-- TO DO --
Read the lines below and count those that have the word "Tokens". Respond with the number only.

-- TASK INPUT --
□ □ □ □ □

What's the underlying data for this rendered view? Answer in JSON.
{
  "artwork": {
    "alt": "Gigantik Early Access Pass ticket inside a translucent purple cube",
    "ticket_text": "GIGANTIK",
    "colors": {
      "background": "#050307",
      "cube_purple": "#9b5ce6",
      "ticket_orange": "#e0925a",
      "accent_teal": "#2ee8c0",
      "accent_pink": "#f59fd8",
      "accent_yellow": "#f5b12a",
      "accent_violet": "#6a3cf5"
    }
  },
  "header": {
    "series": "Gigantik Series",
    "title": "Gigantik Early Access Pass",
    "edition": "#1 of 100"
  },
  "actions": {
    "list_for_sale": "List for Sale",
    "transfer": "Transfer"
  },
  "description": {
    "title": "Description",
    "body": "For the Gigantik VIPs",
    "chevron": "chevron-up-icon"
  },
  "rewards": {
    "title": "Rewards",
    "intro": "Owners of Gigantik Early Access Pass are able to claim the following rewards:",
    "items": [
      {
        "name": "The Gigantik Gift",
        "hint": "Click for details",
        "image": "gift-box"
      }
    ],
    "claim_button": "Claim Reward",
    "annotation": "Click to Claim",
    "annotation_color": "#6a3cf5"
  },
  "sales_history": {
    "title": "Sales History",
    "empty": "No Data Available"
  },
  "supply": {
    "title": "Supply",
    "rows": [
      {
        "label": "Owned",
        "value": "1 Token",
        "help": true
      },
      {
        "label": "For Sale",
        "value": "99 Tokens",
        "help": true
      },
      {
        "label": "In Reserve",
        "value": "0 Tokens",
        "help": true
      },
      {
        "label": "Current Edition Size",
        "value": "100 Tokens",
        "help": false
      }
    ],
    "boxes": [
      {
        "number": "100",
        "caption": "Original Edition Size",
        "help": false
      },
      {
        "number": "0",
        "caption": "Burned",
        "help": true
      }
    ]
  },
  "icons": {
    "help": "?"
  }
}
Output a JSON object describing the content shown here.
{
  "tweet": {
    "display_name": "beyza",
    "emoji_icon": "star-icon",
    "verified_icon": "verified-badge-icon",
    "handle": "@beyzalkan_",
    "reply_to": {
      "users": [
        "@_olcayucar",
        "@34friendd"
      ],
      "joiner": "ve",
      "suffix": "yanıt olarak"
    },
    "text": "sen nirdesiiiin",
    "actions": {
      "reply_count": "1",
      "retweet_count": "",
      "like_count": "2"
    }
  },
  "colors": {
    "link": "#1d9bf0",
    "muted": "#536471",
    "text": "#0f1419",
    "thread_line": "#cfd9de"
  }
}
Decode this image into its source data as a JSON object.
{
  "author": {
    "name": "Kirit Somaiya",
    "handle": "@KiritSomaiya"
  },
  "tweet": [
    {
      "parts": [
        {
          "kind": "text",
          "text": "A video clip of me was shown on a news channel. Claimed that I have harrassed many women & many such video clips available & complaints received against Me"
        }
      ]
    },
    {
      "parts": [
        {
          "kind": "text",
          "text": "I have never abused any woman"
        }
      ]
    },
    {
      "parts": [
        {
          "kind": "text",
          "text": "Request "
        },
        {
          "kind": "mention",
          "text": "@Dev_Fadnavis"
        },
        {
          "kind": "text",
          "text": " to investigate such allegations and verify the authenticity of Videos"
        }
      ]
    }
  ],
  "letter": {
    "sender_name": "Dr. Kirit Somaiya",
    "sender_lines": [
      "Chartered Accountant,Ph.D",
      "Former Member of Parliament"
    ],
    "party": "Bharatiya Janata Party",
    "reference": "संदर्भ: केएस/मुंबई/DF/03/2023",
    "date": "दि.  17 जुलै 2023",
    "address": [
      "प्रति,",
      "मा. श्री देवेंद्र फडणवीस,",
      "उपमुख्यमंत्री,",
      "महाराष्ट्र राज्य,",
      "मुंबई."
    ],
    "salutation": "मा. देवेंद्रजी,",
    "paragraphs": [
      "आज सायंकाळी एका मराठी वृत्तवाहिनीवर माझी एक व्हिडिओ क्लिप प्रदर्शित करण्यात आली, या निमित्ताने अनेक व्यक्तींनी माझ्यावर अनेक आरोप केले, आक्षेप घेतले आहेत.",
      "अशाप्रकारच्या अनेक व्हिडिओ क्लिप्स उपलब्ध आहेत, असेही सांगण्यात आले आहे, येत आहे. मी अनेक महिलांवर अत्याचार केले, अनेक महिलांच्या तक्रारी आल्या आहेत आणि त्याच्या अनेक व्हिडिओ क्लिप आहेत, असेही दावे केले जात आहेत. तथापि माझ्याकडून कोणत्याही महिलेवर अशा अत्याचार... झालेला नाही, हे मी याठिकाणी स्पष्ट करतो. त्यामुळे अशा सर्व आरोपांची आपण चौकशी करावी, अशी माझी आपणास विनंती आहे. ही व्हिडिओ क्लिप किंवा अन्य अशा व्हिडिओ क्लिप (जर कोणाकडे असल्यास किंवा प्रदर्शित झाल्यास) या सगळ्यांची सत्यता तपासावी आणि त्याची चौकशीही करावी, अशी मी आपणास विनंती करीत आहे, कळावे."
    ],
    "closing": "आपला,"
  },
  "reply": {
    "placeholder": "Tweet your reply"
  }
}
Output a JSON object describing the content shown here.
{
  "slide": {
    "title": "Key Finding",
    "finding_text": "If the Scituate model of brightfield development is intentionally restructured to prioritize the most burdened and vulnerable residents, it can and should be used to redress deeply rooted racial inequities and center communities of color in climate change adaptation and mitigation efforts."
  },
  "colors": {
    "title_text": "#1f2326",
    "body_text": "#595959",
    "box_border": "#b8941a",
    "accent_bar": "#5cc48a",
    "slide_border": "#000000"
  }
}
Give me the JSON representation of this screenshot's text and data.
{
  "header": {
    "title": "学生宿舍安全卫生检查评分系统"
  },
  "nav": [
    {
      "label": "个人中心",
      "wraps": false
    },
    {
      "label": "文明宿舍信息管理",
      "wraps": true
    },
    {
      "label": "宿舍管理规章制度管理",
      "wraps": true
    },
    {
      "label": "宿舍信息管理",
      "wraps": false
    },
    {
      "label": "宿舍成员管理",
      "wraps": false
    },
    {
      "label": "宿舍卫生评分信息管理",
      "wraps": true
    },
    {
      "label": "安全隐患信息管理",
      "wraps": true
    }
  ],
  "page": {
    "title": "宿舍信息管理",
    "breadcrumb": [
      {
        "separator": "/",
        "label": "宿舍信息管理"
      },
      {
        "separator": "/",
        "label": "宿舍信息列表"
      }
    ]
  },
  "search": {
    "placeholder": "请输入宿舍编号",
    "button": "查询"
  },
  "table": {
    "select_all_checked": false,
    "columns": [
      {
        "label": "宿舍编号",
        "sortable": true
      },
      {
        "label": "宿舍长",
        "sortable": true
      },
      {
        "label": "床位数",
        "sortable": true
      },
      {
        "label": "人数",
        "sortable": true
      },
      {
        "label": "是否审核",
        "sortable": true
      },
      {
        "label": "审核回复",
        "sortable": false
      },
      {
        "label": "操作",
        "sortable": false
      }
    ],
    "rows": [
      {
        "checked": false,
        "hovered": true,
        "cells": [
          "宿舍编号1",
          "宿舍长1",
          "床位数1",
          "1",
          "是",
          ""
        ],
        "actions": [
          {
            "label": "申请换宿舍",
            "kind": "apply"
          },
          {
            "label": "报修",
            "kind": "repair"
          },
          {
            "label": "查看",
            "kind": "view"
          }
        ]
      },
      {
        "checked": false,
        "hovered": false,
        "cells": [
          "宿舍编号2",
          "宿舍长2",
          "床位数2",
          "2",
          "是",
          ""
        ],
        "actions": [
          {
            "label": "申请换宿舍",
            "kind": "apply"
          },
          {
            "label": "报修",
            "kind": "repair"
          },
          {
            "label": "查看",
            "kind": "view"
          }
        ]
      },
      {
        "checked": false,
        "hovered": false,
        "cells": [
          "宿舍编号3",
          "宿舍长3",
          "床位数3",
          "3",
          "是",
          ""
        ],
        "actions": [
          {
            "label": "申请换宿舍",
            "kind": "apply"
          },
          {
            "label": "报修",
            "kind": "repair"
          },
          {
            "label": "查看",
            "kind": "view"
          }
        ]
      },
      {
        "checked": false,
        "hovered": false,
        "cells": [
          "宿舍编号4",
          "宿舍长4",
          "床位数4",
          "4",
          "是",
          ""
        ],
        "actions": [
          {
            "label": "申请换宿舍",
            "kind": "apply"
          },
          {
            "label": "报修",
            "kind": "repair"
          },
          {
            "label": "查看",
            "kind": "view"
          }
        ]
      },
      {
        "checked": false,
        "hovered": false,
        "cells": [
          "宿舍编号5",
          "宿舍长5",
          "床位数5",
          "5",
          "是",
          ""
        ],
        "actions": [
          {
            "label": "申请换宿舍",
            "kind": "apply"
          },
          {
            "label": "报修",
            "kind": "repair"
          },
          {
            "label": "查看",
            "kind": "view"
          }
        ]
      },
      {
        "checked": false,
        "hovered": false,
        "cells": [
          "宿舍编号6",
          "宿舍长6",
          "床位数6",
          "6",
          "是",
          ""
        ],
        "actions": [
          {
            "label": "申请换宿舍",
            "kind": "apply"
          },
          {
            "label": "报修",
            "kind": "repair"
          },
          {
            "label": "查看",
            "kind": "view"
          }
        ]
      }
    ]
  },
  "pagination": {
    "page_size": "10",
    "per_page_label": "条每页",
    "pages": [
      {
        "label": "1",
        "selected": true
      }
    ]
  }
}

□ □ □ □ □

-- YOUR RESPONSE --
3